African Union leaders are to discuss the idea of a pan-African government, on the second day of their summit.
The Accra summit is the AU's ninth in five years
Libya's Colonel Muammar Gaddafi is championing the idea, but many African leaders in Accra, Ghana, are wary.
Some of the 50 leaders there fear the issue will push the crises in Zimbabwe, Somalia and Darfur off the agenda.
Zimbabwean President Robert Mugabe said unity was vital to make the continent truly independent of the West, as he spoke to a crowd of cheering Ghanaians.
"Unless we put our act together... and start pooling our resources together, we will never, ever prosper from any aid from any source outside Africa," President Mugabe said on Sunday in a speech at the tomb of Ghana's first president.
The idea of a single pan-African government was first promoted by Kwame Nkrumah, who led Ghana to independence in 1957.
The Libyan leader has long been an enthusiastic proponent of the idea.
His proposal at the summit was backed by the Senegalese Foreign Minister, Cheikh Tidiane Gadio.
Mr Gadio said Senegal was prepared to take the first steps towards a pan-African government by joining other states willing to sign such an accord.
"If Senegal wants to build this union with two, three, four more countries, there is not a country in this room that has enough power to tell Senegal you cannot do it," he told the Reuters news agency.
Mr Gaddafi has called for the immediate establishment of a single government, foreign policy and army.
Ghana's President John Kufuor said in his opening speech to the conference that the question of unifying Africa was not in doubt, but the key issue was how to attain it.
"I am confident that at the end of our deliberations, we should be able to arrive at a common understanding on the sort of continental government we want for ourselves, and a roadmap with timelines on its realisation," he said.
African Union Commission head Alpha Oumar Konare told the gathering that Africans needed to "take the bull by the horns and move towards a new country - Africa".
But campaigners on the sidelines of the summit say delivery is the key problem, with leaders already having shown they are unwilling to give up power to regional economic blocs.
"We have regional economy communities that were put in place for West Africa... but nothing is working.

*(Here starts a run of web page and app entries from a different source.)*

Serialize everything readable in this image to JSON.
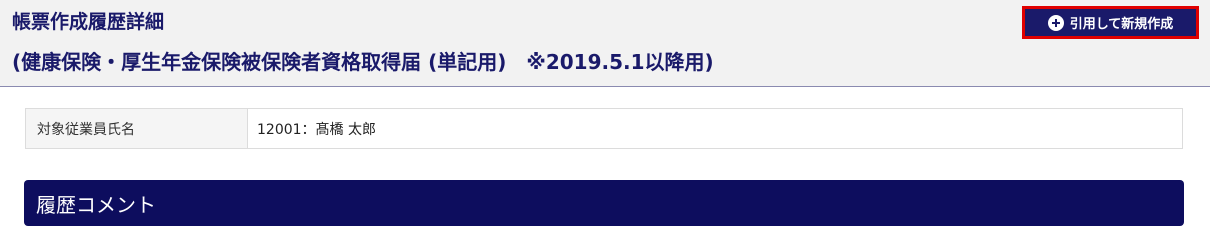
{
  "header": {
    "title": "帳票作成履歴詳細",
    "subtitle": "(健康保険・厚生年金保険被保険者資格取得届 (単記用)　※2019.5.1以降用)",
    "copy_button": {
      "label": "引用して新規作成",
      "icon": "plus-circle-icon"
    }
  },
  "employee": {
    "label": "対象従業員氏名",
    "value": "12001：髙橋 太郎"
  },
  "history_comment": {
    "title": "履歴コメント"
  },
  "colors": {
    "accent": "#1a1a6a",
    "section_header": "#0d0d5e",
    "highlight_border": "#e00000"
  }
}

From one country to another... there are still a lot of obstacles," a campaigner for the organisation Call To Action Against Poverty told the BBC.
Some leaders believe that by putting so much energy into the unity debate, urgent issues are being neglected.
Nobel Peace Prize winner Desmond Tutu has put his name to a petition calling for the presidents to focus their attention on the conflict in the Sudanese region of Darfur.
The petition says African heads of state have a decision to make - be weak and turn away while innocent people suffer, or be strong and take responsibility for protecting them.
Sudanese President Omar al-Bashir is missing the summit following the death of a close aide in a car crash,
His absence will not help change the minds of those who doubt all the African leaders are willing to work closely together, let alone form a united government, reports the BBC's Will Ross in Accra.
This summit is the ninth since the AU was created five years ago.